The Caktus Hug Sensor Makes Sure You're Drinking Enough Water
Summer’s all but over, but it’s no less important to stay hydrated. According to the CDC 43 percent of Americans drink fewer than four glasses of water a day, and while the actual amount you should drink varies from person to person, four glasses probably doesn’t cut it.
That’s where Caktus, a neat Finnish hardware startup that presented at TechLaunch’s second New Jersey demo day, comes into play. Their mission? To fix that dearth of drinking with an app and a curious sensor that straps onto your water bottle.

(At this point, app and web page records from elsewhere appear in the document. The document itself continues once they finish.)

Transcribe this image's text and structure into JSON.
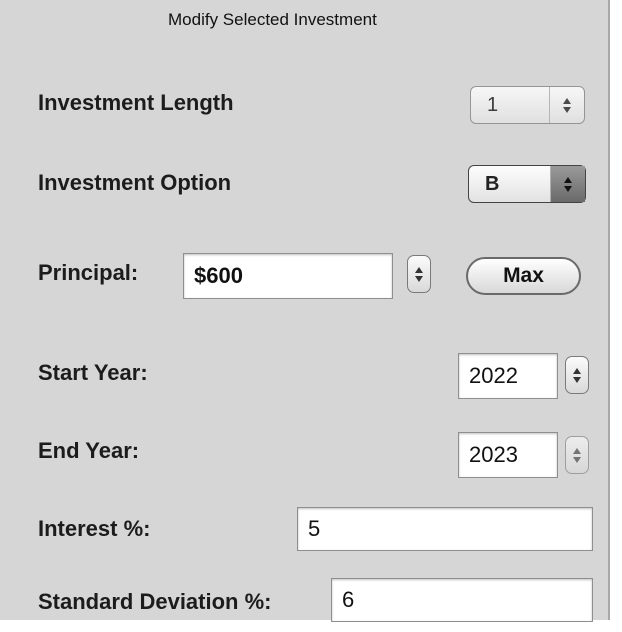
{
  "title": "Modify Selected Investment",
  "investment_length": {
    "label": "Investment Length",
    "value": "1"
  },
  "investment_option": {
    "label": "Investment Option",
    "value": "B"
  },
  "principal": {
    "label": "Principal:",
    "value": "$600",
    "max_label": "Max"
  },
  "start_year": {
    "label": "Start Year:",
    "value": "2022"
  },
  "end_year": {
    "label": "End Year:",
    "value": "2023"
  },
  "interest": {
    "label": "Interest %:",
    "value": "5"
  },
  "std_dev": {
    "label": "Standard Deviation %:",
    "value": "6"
  },
  "icons": [
    "up-down-arrows-icon",
    "stepper-arrows-icon"
  ]
}
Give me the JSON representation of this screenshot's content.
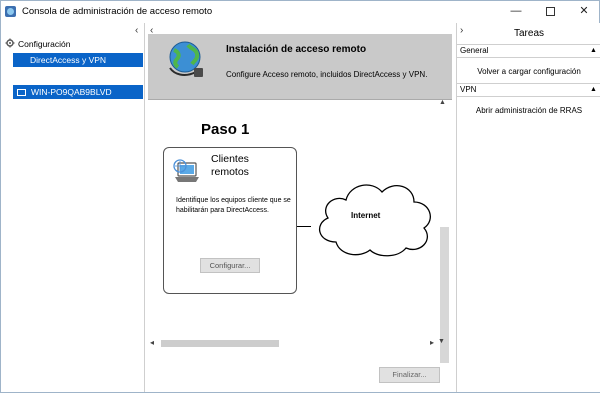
{
  "window": {
    "title": "Consola de administración de acceso remoto",
    "minimize_glyph": "—",
    "close_glyph": "✕"
  },
  "tree": {
    "root_label": "Configuración",
    "selected_item": "DirectAccess y VPN",
    "server_label": "WIN-PO9QAB9BLVD",
    "collapse_glyph": "‹"
  },
  "banner": {
    "title": "Instalación de acceso remoto",
    "subtitle": "Configure Acceso remoto, incluidos DirectAccess y VPN.",
    "icon": "globe-icon"
  },
  "wizard": {
    "step_title": "Paso 1",
    "card_title_line1": "Clientes",
    "card_title_line2": "remotos",
    "card_description": "Identifique los equipos cliente que se habilitarán para DirectAccess.",
    "configure_label": "Configurar...",
    "cloud_label": "Internet",
    "finish_label": "Finalizar..."
  },
  "tasks": {
    "title": "Tareas",
    "collapse_glyph": "›",
    "sections": [
      {
        "label": "General",
        "actions": [
          "Volver a cargar configuración"
        ]
      },
      {
        "label": "VPN",
        "actions": [
          "Abrir administración de RRAS"
        ]
      }
    ]
  },
  "scroll": {
    "up": "▲",
    "down": "▼",
    "left": "◂",
    "right": "▸",
    "collapse_up": "▲"
  },
  "colors": {
    "selection": "#0a64c8",
    "banner_bg": "#c9c9c9",
    "button_bg": "#e1e1e1"
  }
}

The sensor (called, adorably enough, the Hug) is a foam-lined gizmo that wraps itself around a water bottle and quietly tracks its motion. It’s not just a pint-sized koozie though — the Hug quietly monitors the bottle’s movements so it can provide its user with a rough idea how much fluid they’ve imbibed so far. Think of it as a giant Jawbone Up that straps onto your water receptacle and you’re on the right track.
As always though, the hardware is only part of the equation. A companion app (iOS only for now) uses an algorithm to suss out which of those motions actually correspond to the user lifting the bottle to drink and which are just noise caused by random movements. The app also tracks ambient temperature and keeps tabs on what sorts of exercise you’re doing (you still have to punch that in yourself) so it can update your hydration goal in real time.

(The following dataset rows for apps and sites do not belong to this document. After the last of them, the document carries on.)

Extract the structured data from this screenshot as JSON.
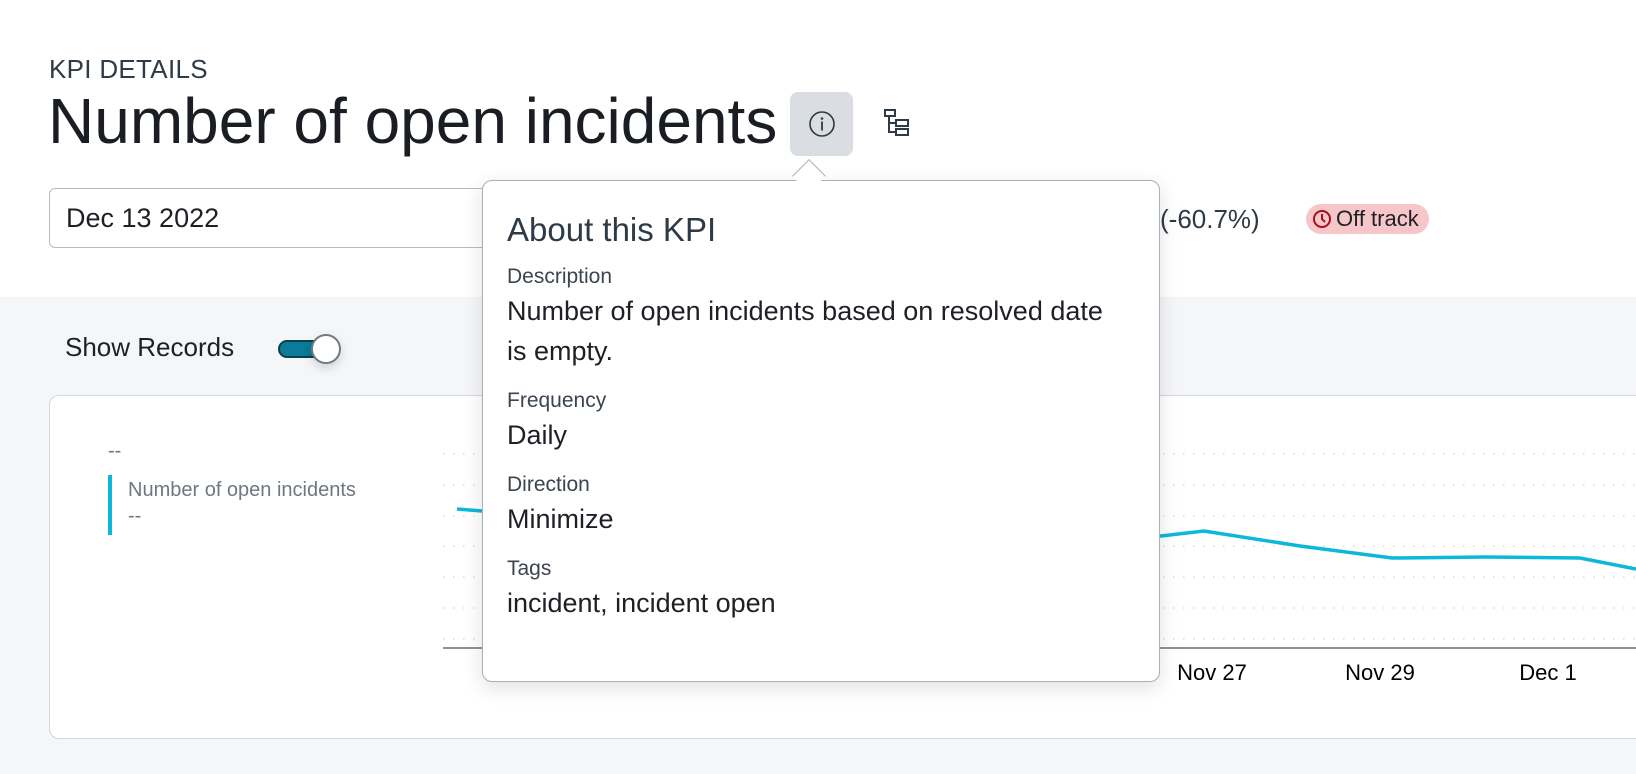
{
  "header": {
    "eyebrow": "KPI DETAILS",
    "title": "Number of open incidents",
    "info_icon": "info-icon",
    "hierarchy_icon": "hierarchy-icon"
  },
  "controls": {
    "date_value": "Dec 13 2022",
    "change": "(-60.7%)",
    "status": {
      "label": "Off track",
      "icon": "clock-icon",
      "color": "#f7c6c8"
    }
  },
  "records": {
    "label": "Show Records",
    "toggle_on": true,
    "accent": "#0a7b98"
  },
  "chart": {
    "legend": {
      "value_top": "--",
      "series_name": "Number of open incidents",
      "series_value": "--",
      "series_color": "#0bb8dc"
    },
    "x_ticks": [
      "Nov 27",
      "Nov 29",
      "Dec 1"
    ]
  },
  "popup": {
    "title": "About this KPI",
    "fields": [
      {
        "label": "Description",
        "value": "Number of open incidents based on resolved date is empty."
      },
      {
        "label": "Frequency",
        "value": "Daily"
      },
      {
        "label": "Direction",
        "value": "Minimize"
      },
      {
        "label": "Tags",
        "value": "incident, incident open"
      }
    ]
  }
}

To hear founder Panu Keski-Pukkila tell it, the Hug (and the rest of Caktus) was born out of pure necessity. An avid extreme athlete, he grew used to his girlfriend reminding him to drink more water while he was out carving up slopes in the Alps. When she moved to New York, though, that useful feedback mechanism disappeared and Keski-Pukkila set out to create something that could fill that particular hydro-centric void.
And you know what? As downright kooky as the whole thing sounds, the combo of the Hug sensor and the app actually worked really well. In a brief demo, the sensor was accurately able to determine that roughly two ounces of water were squeezed out of the bottle, and the partner app updated almost immediately. With the Hug, you’re not quantifying yourself so much as you’re quantifying the stuff that goes in your body. That said, the team is taking a proactive approach when it comes to all those fitness-tracking gizmos floating around out there. They’ve already managed to bake in Fitbit support so users won’t have to punch in how many glasses of water they’ve downed in a day.
For now the device is still strictly in its prototype phase, but the team is eagerly working to get the Hug, its partner app, and a dev-friendly API ready for prime time by early next year. So far they’ve locked up $25k in seed funding from the TechLaunch accelerator, and they plan to launch a crowdfunding campaign in early 2014 to lock up the cash necessary to start producing these things en masse.